DIRECTIONS:
Copy all lines below containing "heading".

### PROVIDED RECORDS

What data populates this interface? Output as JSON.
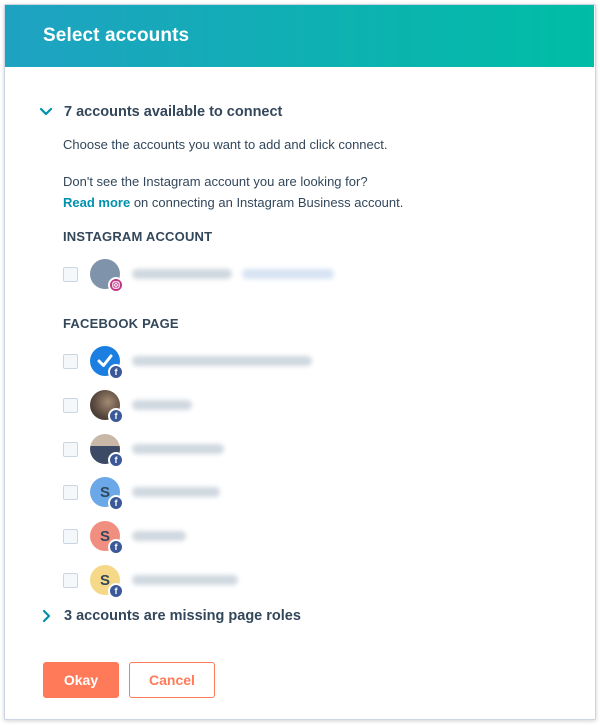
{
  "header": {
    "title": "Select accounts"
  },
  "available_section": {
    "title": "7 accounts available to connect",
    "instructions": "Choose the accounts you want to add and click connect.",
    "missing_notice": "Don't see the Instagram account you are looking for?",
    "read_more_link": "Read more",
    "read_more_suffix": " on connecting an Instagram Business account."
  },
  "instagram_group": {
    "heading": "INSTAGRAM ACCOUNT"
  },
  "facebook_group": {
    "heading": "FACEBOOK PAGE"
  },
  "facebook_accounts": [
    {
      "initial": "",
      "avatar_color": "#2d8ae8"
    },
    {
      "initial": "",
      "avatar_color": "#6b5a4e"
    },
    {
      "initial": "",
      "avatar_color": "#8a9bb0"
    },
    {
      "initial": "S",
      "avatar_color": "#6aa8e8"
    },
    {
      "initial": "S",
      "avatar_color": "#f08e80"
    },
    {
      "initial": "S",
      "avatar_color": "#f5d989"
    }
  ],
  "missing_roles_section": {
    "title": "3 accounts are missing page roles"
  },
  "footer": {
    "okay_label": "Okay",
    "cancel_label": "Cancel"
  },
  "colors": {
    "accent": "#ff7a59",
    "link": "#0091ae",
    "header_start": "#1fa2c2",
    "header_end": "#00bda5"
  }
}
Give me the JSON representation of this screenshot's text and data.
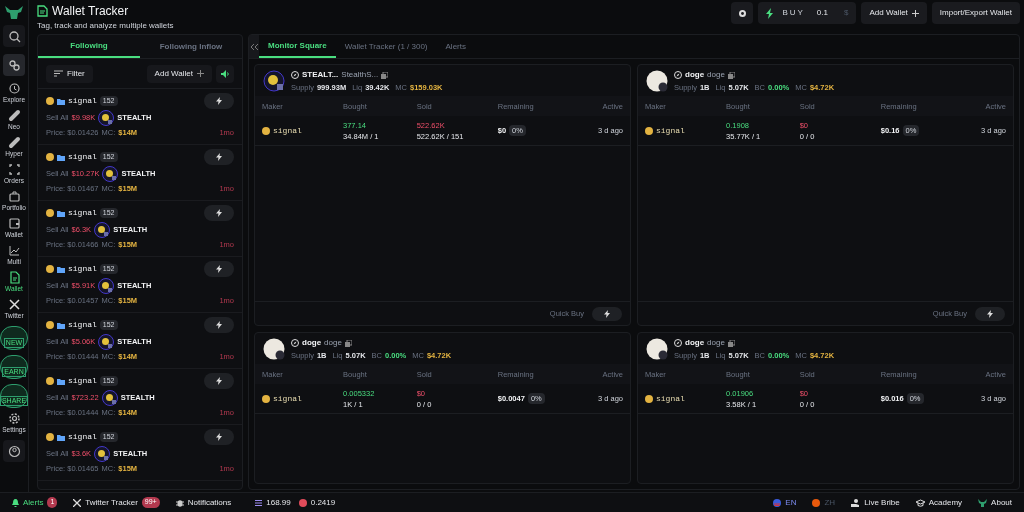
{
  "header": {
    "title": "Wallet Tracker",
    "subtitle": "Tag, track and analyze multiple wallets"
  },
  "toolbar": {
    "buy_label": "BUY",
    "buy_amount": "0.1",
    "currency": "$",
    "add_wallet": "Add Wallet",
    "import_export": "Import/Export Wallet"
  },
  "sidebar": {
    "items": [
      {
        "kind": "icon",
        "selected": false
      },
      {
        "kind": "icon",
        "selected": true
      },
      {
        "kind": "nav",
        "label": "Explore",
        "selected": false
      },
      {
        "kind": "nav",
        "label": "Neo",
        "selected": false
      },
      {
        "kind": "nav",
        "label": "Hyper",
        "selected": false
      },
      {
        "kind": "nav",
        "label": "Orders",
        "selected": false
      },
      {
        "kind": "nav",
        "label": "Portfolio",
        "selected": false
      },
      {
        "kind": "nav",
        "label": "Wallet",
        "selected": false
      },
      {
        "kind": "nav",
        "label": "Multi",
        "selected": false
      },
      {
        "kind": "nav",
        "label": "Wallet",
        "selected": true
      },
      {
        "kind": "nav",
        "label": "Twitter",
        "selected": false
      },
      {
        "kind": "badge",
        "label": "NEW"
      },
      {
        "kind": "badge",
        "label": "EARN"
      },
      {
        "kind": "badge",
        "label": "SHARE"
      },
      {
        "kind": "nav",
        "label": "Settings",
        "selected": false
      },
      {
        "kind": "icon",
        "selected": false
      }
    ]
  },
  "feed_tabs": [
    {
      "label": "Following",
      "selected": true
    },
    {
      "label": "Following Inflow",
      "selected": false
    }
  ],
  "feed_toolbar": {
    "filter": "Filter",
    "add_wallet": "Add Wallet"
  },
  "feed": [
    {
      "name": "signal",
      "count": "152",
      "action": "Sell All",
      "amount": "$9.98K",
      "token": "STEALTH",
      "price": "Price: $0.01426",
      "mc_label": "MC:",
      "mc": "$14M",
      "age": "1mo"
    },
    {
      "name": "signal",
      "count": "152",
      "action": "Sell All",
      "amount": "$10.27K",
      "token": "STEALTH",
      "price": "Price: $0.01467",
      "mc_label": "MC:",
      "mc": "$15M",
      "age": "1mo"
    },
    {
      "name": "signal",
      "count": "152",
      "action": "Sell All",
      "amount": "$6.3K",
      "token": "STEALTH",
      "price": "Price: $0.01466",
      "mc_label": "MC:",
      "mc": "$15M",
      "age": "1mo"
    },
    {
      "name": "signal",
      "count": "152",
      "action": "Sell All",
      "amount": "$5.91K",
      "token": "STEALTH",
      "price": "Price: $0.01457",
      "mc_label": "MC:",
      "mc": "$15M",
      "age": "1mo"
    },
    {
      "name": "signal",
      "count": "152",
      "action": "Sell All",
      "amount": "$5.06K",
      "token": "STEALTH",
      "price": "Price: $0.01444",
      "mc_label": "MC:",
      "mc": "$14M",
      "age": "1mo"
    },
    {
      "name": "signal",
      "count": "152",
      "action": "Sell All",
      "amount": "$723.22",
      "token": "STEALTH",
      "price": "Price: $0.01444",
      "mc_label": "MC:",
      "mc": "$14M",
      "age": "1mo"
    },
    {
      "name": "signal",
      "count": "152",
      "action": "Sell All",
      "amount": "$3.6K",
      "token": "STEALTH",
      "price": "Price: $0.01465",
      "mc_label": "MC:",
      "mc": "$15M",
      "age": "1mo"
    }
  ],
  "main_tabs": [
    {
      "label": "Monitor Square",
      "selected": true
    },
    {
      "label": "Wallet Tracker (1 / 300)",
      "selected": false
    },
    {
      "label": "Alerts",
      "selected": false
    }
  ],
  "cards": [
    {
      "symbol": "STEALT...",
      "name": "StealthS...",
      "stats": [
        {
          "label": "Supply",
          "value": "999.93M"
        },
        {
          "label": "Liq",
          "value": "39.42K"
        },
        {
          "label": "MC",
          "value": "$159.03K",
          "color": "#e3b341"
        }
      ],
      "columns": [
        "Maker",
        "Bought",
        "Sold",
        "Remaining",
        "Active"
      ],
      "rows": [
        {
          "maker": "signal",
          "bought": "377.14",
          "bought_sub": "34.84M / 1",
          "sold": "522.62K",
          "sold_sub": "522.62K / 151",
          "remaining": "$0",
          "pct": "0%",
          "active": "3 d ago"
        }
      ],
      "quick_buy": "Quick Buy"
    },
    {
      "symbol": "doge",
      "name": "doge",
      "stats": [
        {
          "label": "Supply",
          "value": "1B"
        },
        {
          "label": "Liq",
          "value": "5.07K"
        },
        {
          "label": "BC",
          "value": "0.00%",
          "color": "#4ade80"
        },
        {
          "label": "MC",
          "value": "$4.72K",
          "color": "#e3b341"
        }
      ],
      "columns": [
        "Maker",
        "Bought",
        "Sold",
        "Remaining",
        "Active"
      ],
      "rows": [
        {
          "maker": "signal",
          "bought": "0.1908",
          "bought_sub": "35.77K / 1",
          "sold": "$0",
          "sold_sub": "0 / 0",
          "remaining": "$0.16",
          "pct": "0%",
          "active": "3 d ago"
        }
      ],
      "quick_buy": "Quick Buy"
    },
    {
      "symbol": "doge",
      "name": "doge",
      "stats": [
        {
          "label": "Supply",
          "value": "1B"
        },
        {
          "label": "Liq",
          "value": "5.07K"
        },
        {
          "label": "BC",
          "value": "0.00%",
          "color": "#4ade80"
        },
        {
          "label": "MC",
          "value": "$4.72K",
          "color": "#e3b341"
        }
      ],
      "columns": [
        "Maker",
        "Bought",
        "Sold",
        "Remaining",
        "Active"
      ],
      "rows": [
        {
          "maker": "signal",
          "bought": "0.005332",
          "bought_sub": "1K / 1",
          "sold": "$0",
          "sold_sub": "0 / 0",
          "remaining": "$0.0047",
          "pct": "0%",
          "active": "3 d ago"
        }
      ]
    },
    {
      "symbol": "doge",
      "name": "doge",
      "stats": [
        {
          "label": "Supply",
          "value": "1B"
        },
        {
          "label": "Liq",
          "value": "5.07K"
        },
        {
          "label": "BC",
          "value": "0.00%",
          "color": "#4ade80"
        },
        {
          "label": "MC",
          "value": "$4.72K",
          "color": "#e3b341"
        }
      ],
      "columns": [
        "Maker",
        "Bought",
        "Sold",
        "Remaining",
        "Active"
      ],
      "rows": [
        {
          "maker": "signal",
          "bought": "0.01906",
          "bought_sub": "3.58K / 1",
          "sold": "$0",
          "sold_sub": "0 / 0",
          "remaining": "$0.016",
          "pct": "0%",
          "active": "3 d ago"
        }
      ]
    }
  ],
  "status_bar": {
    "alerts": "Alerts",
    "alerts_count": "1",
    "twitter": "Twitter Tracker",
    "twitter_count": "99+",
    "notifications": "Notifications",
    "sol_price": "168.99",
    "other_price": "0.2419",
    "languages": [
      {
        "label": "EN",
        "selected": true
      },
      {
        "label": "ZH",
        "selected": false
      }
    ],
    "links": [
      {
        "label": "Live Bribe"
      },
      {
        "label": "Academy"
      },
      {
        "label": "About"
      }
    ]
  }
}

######

EXERCISE SOLUTION:
    "heading": "INSTAGRAM ACCOUNT"
    "heading": "FACEBOOK PAGE"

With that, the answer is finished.